* [TASK OBJECTIVE] Restate every line of the data word for word, except for the images.

* [EXERCISE INPUTS]
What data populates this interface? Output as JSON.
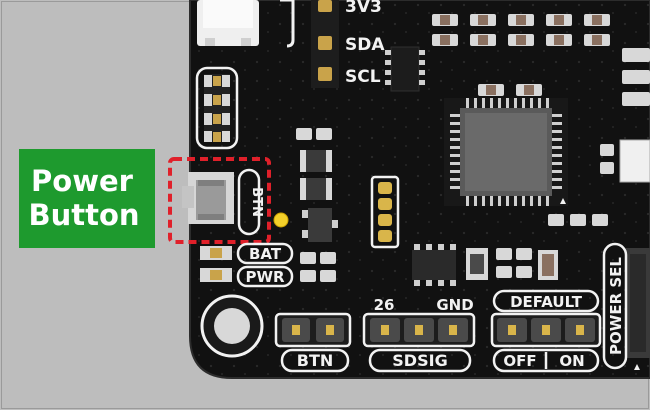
{
  "callout": {
    "line1": "Power",
    "line2": "Button",
    "color": "#1e9a2e"
  },
  "switch_silk": "BTN",
  "led_labels": {
    "bat": "BAT",
    "pwr": "PWR"
  },
  "i2c_labels": {
    "top": "3V3",
    "sda": "SDA",
    "scl": "SCL"
  },
  "headers": {
    "btn": {
      "label": "BTN"
    },
    "sdsig": {
      "label": "SDSIG",
      "left": "26",
      "right": "GND"
    },
    "default": {
      "label": "DEFAULT",
      "left": "OFF",
      "right": "ON"
    }
  },
  "power_sel": "POWER SEL",
  "colors": {
    "board": "#111111",
    "silkscreen": "#f2f2f2",
    "pad": "#d9b54a",
    "highlight": "#e0202a",
    "background": "#bdbdbd"
  }
}
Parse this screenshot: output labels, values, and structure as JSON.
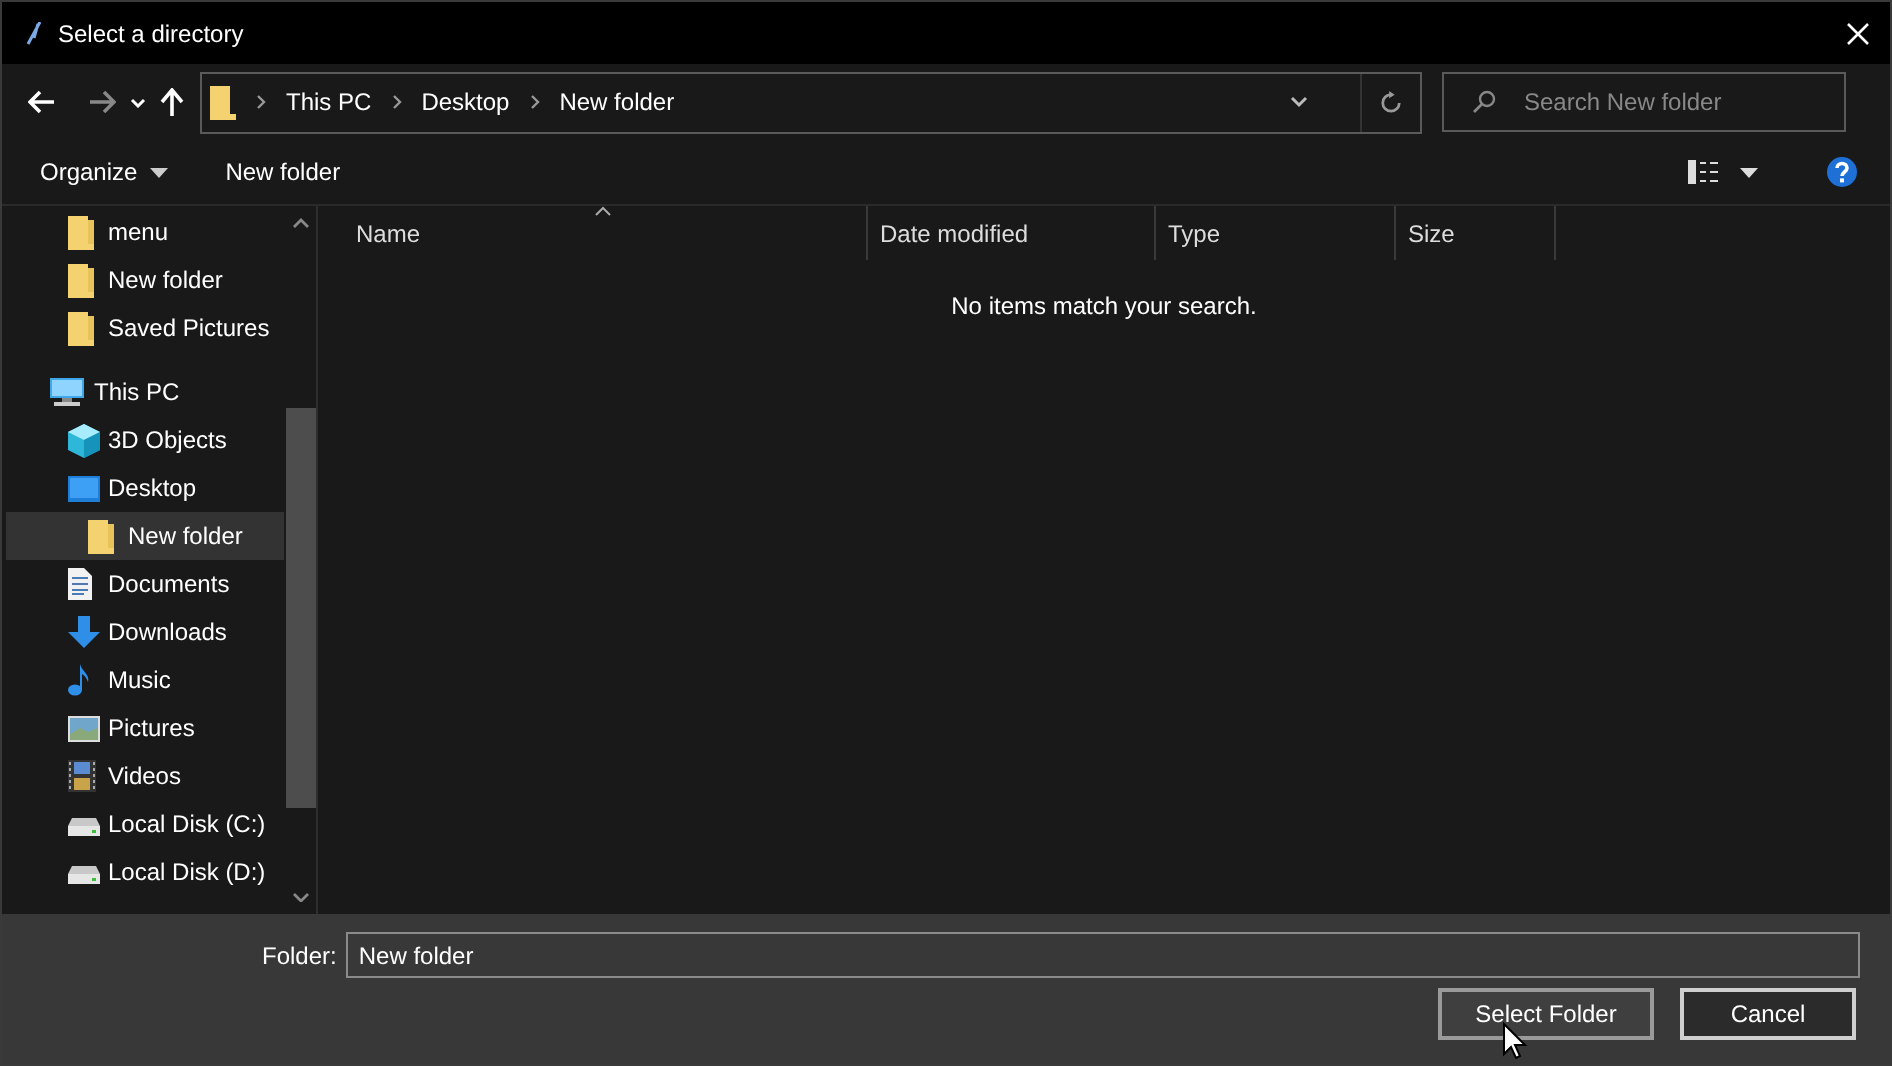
{
  "window": {
    "title": "Select a directory"
  },
  "address": {
    "crumbs": [
      "This PC",
      "Desktop",
      "New folder"
    ]
  },
  "search": {
    "placeholder": "Search New folder"
  },
  "toolbar": {
    "organize": "Organize",
    "new_folder": "New folder"
  },
  "sidebar": {
    "tree": [
      {
        "label": "menu",
        "kind": "folder",
        "selected": false
      },
      {
        "label": "New folder",
        "kind": "folder",
        "selected": false
      },
      {
        "label": "Saved Pictures",
        "kind": "folder",
        "selected": false
      },
      {
        "label": "This PC",
        "kind": "pc",
        "selected": false,
        "children": [
          {
            "label": "3D Objects",
            "kind": "cube",
            "selected": false
          },
          {
            "label": "Desktop",
            "kind": "desktop",
            "selected": false,
            "children": [
              {
                "label": "New folder",
                "kind": "folder",
                "selected": true
              }
            ]
          },
          {
            "label": "Documents",
            "kind": "documents",
            "selected": false
          },
          {
            "label": "Downloads",
            "kind": "downloads",
            "selected": false
          },
          {
            "label": "Music",
            "kind": "music",
            "selected": false
          },
          {
            "label": "Pictures",
            "kind": "pictures",
            "selected": false
          },
          {
            "label": "Videos",
            "kind": "videos",
            "selected": false
          },
          {
            "label": "Local Disk (C:)",
            "kind": "disk",
            "selected": false
          },
          {
            "label": "Local Disk (D:)",
            "kind": "disk",
            "selected": false
          }
        ]
      }
    ]
  },
  "table": {
    "columns": [
      "Name",
      "Date modified",
      "Type",
      "Size"
    ],
    "empty_message": "No items match your search."
  },
  "footer": {
    "folder_label": "Folder:",
    "folder_value": "New folder",
    "buttons": [
      "Select Folder",
      "Cancel"
    ]
  }
}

* [COMPLETED EXERCISE]
What data populates this interface? Output as JSON.
{
  "callout": {
    "line1": "Power",
    "line2": "Button",
    "color": "#1e9a2e"
  },
  "switch_silk": "BTN",
  "led_labels": {
    "bat": "BAT",
    "pwr": "PWR"
  },
  "i2c_labels": {
    "top": "3V3",
    "sda": "SDA",
    "scl": "SCL"
  },
  "headers": {
    "btn": {
      "label": "BTN"
    },
    "sdsig": {
      "label": "SDSIG",
      "left": "26",
      "right": "GND"
    },
    "default": {
      "label": "DEFAULT",
      "left": "OFF",
      "right": "ON"
    }
  },
  "power_sel": "POWER SEL",
  "colors": {
    "board": "#111111",
    "silkscreen": "#f2f2f2",
    "pad": "#d9b54a",
    "highlight": "#e0202a",
    "background": "#bdbdbd"
  }
}
Parse this screenshot: output labels, values, and structure as JSON.
{
  "window": {
    "title": "Select a directory"
  },
  "address": {
    "crumbs": [
      "This PC",
      "Desktop",
      "New folder"
    ]
  },
  "search": {
    "placeholder": "Search New folder"
  },
  "toolbar": {
    "organize": "Organize",
    "new_folder": "New folder"
  },
  "sidebar": {
    "tree": [
      {
        "label": "menu",
        "kind": "folder",
        "selected": false
      },
      {
        "label": "New folder",
        "kind": "folder",
        "selected": false
      },
      {
        "label": "Saved Pictures",
        "kind": "folder",
        "selected": false
      },
      {
        "label": "This PC",
        "kind": "pc",
        "selected": false,
        "children": [
          {
            "label": "3D Objects",
            "kind": "cube",
            "selected": false
          },
          {
            "label": "Desktop",
            "kind": "desktop",
            "selected": false,
            "children": [
              {
                "label": "New folder",
                "kind": "folder",
                "selected": true
              }
            ]
          },
          {
            "label": "Documents",
            "kind": "documents",
            "selected": false
          },
          {
            "label": "Downloads",
            "kind": "downloads",
            "selected": false
          },
          {
            "label": "Music",
            "kind": "music",
            "selected": false
          },
          {
            "label": "Pictures",
            "kind": "pictures",
            "selected": false
          },
          {
            "label": "Videos",
            "kind": "videos",
            "selected": false
          },
          {
            "label": "Local Disk (C:)",
            "kind": "disk",
            "selected": false
          },
          {
            "label": "Local Disk (D:)",
            "kind": "disk",
            "selected": false
          }
        ]
      }
    ]
  },
  "table": {
    "columns": [
      "Name",
      "Date modified",
      "Type",
      "Size"
    ],
    "empty_message": "No items match your search."
  },
  "footer": {
    "folder_label": "Folder:",
    "folder_value": "New folder",
    "buttons": [
      "Select Folder",
      "Cancel"
    ]
  }
}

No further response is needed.